Math Wars -- Wall Street Journal
Lead editorial, page A22
January 4, 2000
So you've got thirteen
Reinventing math is an old tradition in this country. It has been around at least since the 1960's, when the inimitable Tom Lehrer mocked the New Math in Berkeley cafes. Even Beatniks understood that a method that highlights concepts at the expense of plain old calculation would add up to trouble. And, as it happened, the New Math's introduction in schools across the country coincided with the onset of a multi-year decline in math scores.
Today the original New Math is old hat, but many folks in the education world are hawking yet another reform. It is known by names like "Connected Math," or "Everyday Math." Not surprisingly, the New New Math has a lot in common with the Old New Math. Like its forerunner, it focuses on concepts and theory, scorning textbooks and pencil-and-paper computation as "rote drill." And like its forerunner, today's New Math has powerful allies. Education secretary Richard Riley and other Clintonites smile on it. Eight of the 10 curriculums recently recommended for nationwide use by an influential Education Department panel teach the New New Math.
Not that all members of the Academy are joining the movement. Within weeks of the Education Department findings, 200 mathematicians and scientists, including four Nobel Prize recipients and two winners of a prestigious math prize, the Fields Medal, published a letter in the Washington Post deploring the reforms. More are now rallying on an opposition Website, "mathematicallycorrect.com".
And well they might. For programs of the sort picked by the federal panel turn out to be horrifyingly short on basics.
Consider MathLand, which won a "promising" rating from the panel. Its literature says it focuses on "attention to conceptual understanding, communication, reasoning and problem solving." This sounds harmless, but consider: MathLand does not teach standard arithmetic operations. No carrying and borrowing at the blackboard here. Instead, children are supposed to meet in small groups and invent their own ways to add, subtract, multiply and divide. This detour is necessary, the handbook informs, to spare youngsters the awful subjugation of "teacher-imposed rules."
Next comes Connected Math, another panel favorite. It too skips or glosses over crucial skills. Example: The division of fractions, an immutable prerequisite for algebra, is absent from its middle-school curriculum. In shutting the door to algebra, David Klein of Cal State Northridge points out, "Connected Math also closes doors to careers in engineering and science for its graduates."
Finally there is Everyday Math. No textbooks here, either. Everyday Math ensures juvenile dependency to calculators by endorsing their use from kindergarten. Rather than teach long division, the program devotes substantial time to that important area of math study, self-esteem.

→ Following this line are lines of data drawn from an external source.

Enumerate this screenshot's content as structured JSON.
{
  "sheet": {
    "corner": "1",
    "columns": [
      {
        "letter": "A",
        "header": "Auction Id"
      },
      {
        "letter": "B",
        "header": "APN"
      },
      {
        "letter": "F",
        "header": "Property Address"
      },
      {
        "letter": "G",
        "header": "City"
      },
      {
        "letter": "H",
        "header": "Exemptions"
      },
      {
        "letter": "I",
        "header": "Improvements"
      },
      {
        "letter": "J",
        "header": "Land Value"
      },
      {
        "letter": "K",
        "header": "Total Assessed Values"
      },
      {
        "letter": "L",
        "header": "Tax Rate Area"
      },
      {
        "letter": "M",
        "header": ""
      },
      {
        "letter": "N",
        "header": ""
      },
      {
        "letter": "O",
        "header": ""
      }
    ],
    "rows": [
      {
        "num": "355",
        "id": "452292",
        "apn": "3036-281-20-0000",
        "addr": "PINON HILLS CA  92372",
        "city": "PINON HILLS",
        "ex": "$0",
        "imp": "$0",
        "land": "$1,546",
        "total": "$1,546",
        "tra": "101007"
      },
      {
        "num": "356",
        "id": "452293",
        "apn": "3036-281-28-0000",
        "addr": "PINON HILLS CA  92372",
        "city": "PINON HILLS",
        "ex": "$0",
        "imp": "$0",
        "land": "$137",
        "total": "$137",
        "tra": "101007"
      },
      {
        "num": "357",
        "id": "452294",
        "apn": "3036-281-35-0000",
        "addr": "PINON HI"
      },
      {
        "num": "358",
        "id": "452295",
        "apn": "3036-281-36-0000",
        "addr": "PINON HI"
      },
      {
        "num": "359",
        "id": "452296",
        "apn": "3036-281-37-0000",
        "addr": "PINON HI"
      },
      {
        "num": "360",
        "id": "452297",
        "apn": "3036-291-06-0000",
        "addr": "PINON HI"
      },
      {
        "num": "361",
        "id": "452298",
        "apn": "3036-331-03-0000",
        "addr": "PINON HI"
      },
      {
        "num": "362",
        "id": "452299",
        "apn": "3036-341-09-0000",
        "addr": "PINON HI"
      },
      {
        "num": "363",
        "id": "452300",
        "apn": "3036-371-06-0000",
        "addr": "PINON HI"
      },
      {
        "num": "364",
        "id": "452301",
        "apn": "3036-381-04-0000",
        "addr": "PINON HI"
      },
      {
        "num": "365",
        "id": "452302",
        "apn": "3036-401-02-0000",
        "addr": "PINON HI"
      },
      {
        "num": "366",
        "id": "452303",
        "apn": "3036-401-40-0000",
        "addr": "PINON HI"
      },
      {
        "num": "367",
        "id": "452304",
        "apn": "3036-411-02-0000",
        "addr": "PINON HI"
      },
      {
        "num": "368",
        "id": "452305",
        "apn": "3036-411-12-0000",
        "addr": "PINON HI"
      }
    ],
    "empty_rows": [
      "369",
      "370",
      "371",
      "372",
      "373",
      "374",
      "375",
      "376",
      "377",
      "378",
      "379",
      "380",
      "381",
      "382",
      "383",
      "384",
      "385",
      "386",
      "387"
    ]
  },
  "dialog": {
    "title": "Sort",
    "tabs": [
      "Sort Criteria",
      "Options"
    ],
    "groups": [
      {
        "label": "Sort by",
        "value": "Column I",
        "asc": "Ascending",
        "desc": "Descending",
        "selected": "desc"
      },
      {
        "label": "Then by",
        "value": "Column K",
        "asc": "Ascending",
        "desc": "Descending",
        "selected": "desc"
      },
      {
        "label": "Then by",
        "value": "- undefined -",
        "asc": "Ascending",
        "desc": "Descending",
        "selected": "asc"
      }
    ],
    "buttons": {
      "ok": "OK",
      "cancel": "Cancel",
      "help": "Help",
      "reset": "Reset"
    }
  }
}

A Grade 5 worksheet asks students to fill in the blanks on the questions below:
B. If it were a food, it would_______, because_____.
C. If it were weather, it would be_______, because, ______.
And then move on to the main question: Why? The reason for the New New Math, as for many other curriculum reforms, is that teachers, school administrators and their unions are tired of being blamed for statistical declines and poor student performances. So with math, as in their campaign to dumb down the SAT, such educators work to destroy or reject the standards that brought them trouble in the first place. Children are different nowadays, goes the line, and cannot be measured by old benchmarks.
New Mathie and federal panel member Steven Leinwand explains: "It's time to recognize that, for many students, real mathematical power, on the one hand, and facility with multidigit, pencil-and-paper computational algorithms, on the other, are mutually exclusive." Or, as Professor Klein translates: "Underlying their programs is an assumption that minorities and women are too dumb to learn real mathematics."
Fortunately, America is not France, where a central government controls every aspect of schooling down to the color of the paper clips. Localities and states write their own curriculums, and can and do fight back against the New Math. California for example, reversed a calculator-friendly policy in grammar schools after scores dropped precipitously. Resource-rich families, too, one suspects will find ways to compensate for what trendy schools omit. Still, New Math will take its casualties, especially among the poor, adding to the already mounting costs of the decline in national educational standards.